The music is not programmatic in any way, but does have a musical narrative which is responsible for the overall structure, and which reflects the dramatic line. The introduction, for example, quotes a short passage from ‘Points of Decision’ which, in that piece, was symbolic of Clare finally deciding to make his escape, so the two pieces are integrated artistically and compositionally. Both, too, are in one single movement, concerned as they are with one individual narrative each, the first with making a decision to escape and the second with the slowing process of a tragic and exhausting journey and a climactic ending. I was conscious of the fact that a climax is, of course, usually done in reverse in music, with an increase of speed, and rhythms, towards a conclusion, so it is in a way a paradox trying to show that a great deal of energy, of rhythm and movement of one sort or another, can retain its dramatic tension whilst slowing down, and this is why the movement is somewhat paradoxical, even though there is much rhythmic movement throughout the whole piece.
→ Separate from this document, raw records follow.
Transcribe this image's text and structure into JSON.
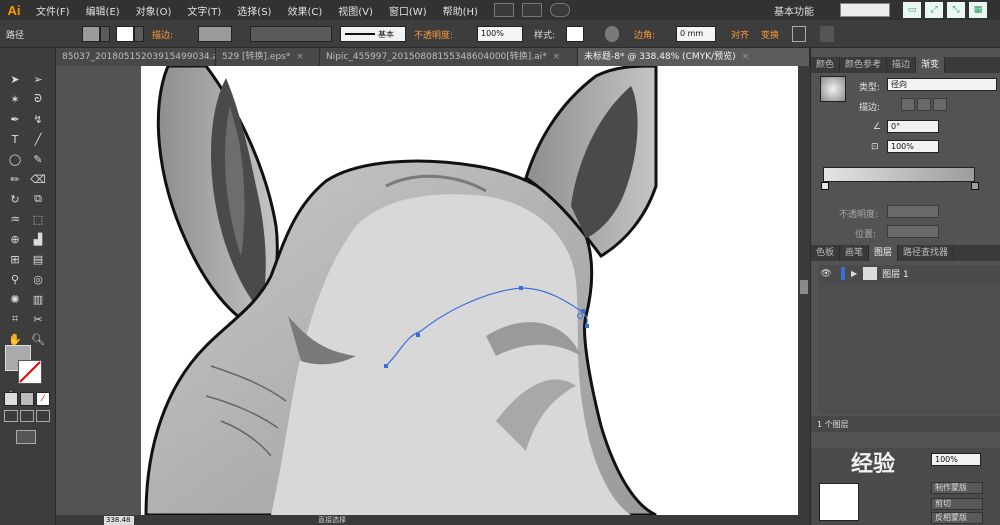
{
  "app": {
    "logo": "Ai",
    "menu": [
      "文件(F)",
      "编辑(E)",
      "对象(O)",
      "文字(T)",
      "选择(S)",
      "效果(C)",
      "视图(V)",
      "窗口(W)",
      "帮助(H)"
    ],
    "workspace": "基本功能"
  },
  "control_bar": {
    "selection_label": "路径",
    "stroke_label": "描边:",
    "stroke_style": "基本",
    "opacity_label": "不透明度:",
    "opacity_value": "100%",
    "style_label": "样式:",
    "corner_label": "边角:",
    "corner_value": "0 mm",
    "align_label": "对齐",
    "transform_label": "变换"
  },
  "tabs": [
    {
      "label": "85037_20180515203915499034.ai*"
    },
    {
      "label": "529 [转换].eps*"
    },
    {
      "label": "Nipic_455997_20150808155348604000[转换].ai*"
    },
    {
      "label": "未标题-8* @ 338.48% (CMYK/预览)"
    }
  ],
  "status": {
    "zoom": "338.48",
    "tool_status": "直接选择"
  },
  "gradient_panel": {
    "tabs": [
      "颜色",
      "颜色参考",
      "描边",
      "渐变"
    ],
    "type_label": "类型:",
    "type_value": "径向",
    "stroke_label": "描边:",
    "angle_value": "0°",
    "aspect_value": "100%",
    "opacity_label": "不透明度:",
    "position_label": "位置:"
  },
  "layers_panel": {
    "tabs": [
      "色板",
      "画笔",
      "图层",
      "路径查找器"
    ],
    "layer_name": "图层 1",
    "count": "1 个图层"
  },
  "bottom_panel": {
    "opacity_value": "100%",
    "make_mask": "制作蒙版",
    "clip": "剪切",
    "invert_mask": "反相蒙版",
    "watermark": "经验"
  },
  "colors": {
    "accent": "#ff9a00",
    "path_selection": "#3a6fd8",
    "ui_dark": "#3d3d3d"
  }
}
Shadows of Memory
This grew out of “Movement through Paradox” because I wanted to write something succinct, to see if I could do it, and because I reasoned that shorter pieces would have a better chance of being performed. The pieces I have written over the past years have all tended to be quite long, so this was an opportunity to work on a different time scale and to try to get more performances, too.
It is also another piece in the “Clare” series. I imagined Clare at his kitchen table the day after he arrived home, writing his prose piece “Journey out of Essex”, and I thought that he would be remembering what happened to him over those few days, so I took this as a starting point for myself, and thought that the new piece would be a reworking of the larger one, thus using my memory of my own piece. I used the same material but altered and recomposed much of the music, especially to fit a shorter time frame. It therefore became a shadow of the larger piece intuited from my memory, and in turn a more distant shadow of Clare’s prose, and his memory.